The average life of a venture fund is 10 years, but VC’s are usually busy raising a fund every 2-4 years. In order to raise that next fund, VC’s are under pressure to produce returns (usually paper mark-ups) in a short space of time to be able to raise their next fund. This is important because for many funds, management fees not carry are the major component of their income.
These twin incentives mean that VC’s would like to see indications of success or failure as fast as possible. If the business is successful, the valuation mark-up will help raise the next fund. If it’s not, well that’s a bad outcome, but at least it frees up partner time. The worst-case outcome is a company sort of muddling through – not doing enough to ever achieve a ‘venture scale’ exit but consuming follow-on capital (bridge rounds, possibly down rounds etc.) and partner time.
The challenge with these incentives and the pressures they produce, is that they are totally removed from what is best for the businesses these VCs are backing. Many ‘hot’ start-ups receive more money than they need, which usually ends up eroding discipline around costs. Others find themselves pushed into selling hard too early – burning through capital on marketing when they would be better served spending more time iterating for proper product market fit. Some find that the culture they strived to create has been sacrificed on the altar of growth at all costs.
Jason Fried, CEO of Basecamp, nailed it when he compared a start-up to a seed: “you plant a seed, it needs some water, but if you just pour a whole fucking bucket of water on it’s going to kill it.”
So, what to do? Well, as a founder you get to choose the game you’re playing. Awareness is half the battle here. Don’t blindly pursue VC funding because it’s the zeitgeist.

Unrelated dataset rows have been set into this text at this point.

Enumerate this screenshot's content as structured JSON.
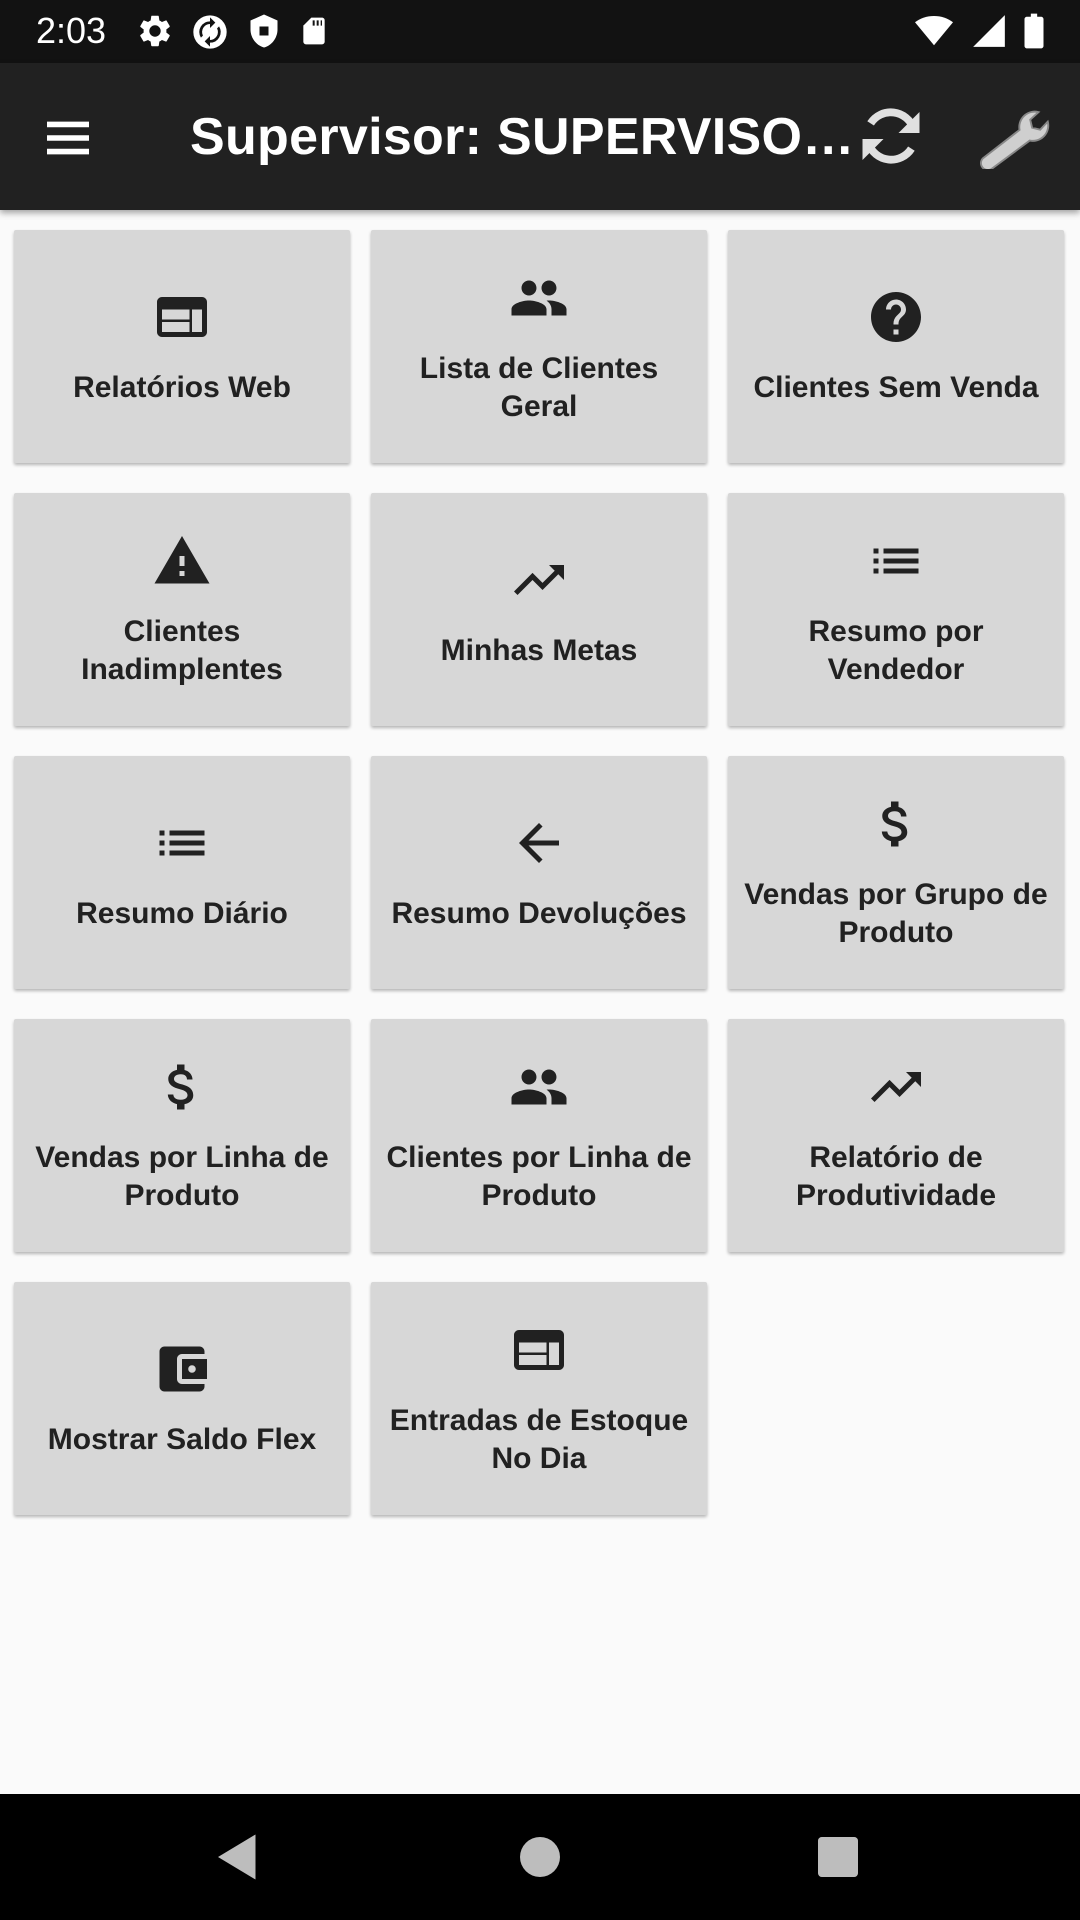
{
  "status_bar": {
    "time": "2:03",
    "left_icons": [
      "settings-icon",
      "sync-status-icon",
      "shield-icon",
      "sd-card-icon"
    ],
    "right_icons": [
      "wifi-icon",
      "signal-icon",
      "battery-icon"
    ]
  },
  "app_bar": {
    "title": "Supervisor: SUPERVISO…",
    "menu_icon": "menu-icon",
    "sync_icon": "sync-icon",
    "settings_icon": "wrench-icon"
  },
  "tiles": [
    {
      "label": "Relatórios Web",
      "icon": "web-icon"
    },
    {
      "label": "Lista de Clientes Geral",
      "icon": "people-icon"
    },
    {
      "label": "Clientes Sem Venda",
      "icon": "help-icon"
    },
    {
      "label": "Clientes Inadimplentes",
      "icon": "warning-icon"
    },
    {
      "label": "Minhas Metas",
      "icon": "trending-up-icon"
    },
    {
      "label": "Resumo por Vendedor",
      "icon": "list-icon"
    },
    {
      "label": "Resumo Diário",
      "icon": "list-icon"
    },
    {
      "label": "Resumo Devoluções",
      "icon": "arrow-back-icon"
    },
    {
      "label": "Vendas por Grupo de Produto",
      "icon": "dollar-icon"
    },
    {
      "label": "Vendas por Linha de Produto",
      "icon": "dollar-icon"
    },
    {
      "label": "Clientes por Linha de Produto",
      "icon": "people-icon"
    },
    {
      "label": "Relatório de Produtividade",
      "icon": "trending-up-icon"
    },
    {
      "label": "Mostrar Saldo Flex",
      "icon": "wallet-icon"
    },
    {
      "label": "Entradas de Estoque No Dia",
      "icon": "web-icon"
    }
  ],
  "nav_bar": {
    "buttons": [
      "back-icon",
      "home-icon",
      "recents-icon"
    ]
  }
}
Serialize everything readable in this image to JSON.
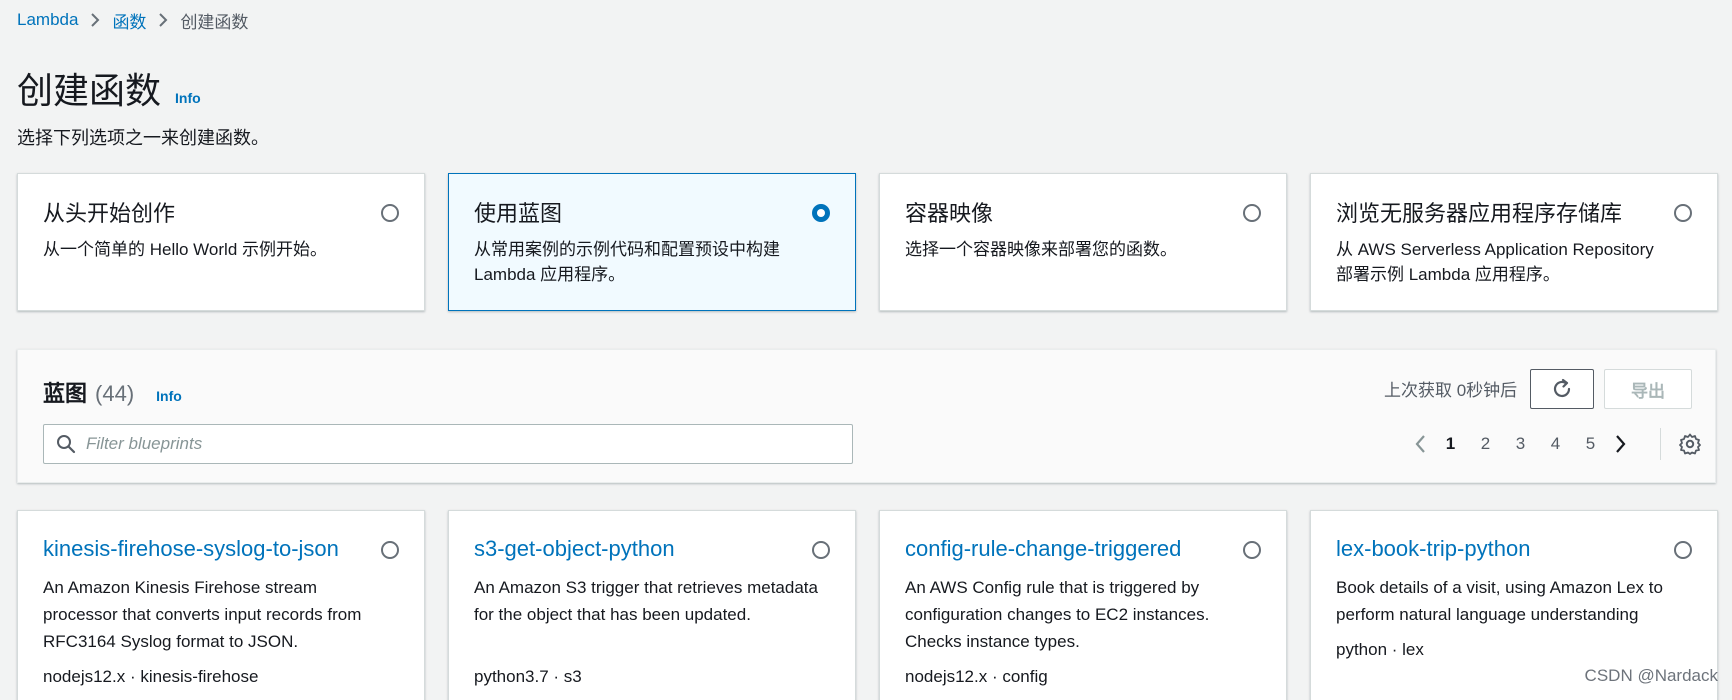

Think about what your objectives are as a founder, what matters to you and what you’re prepared to compromise on. Your choice of financing structure should support your plans, not dictate them.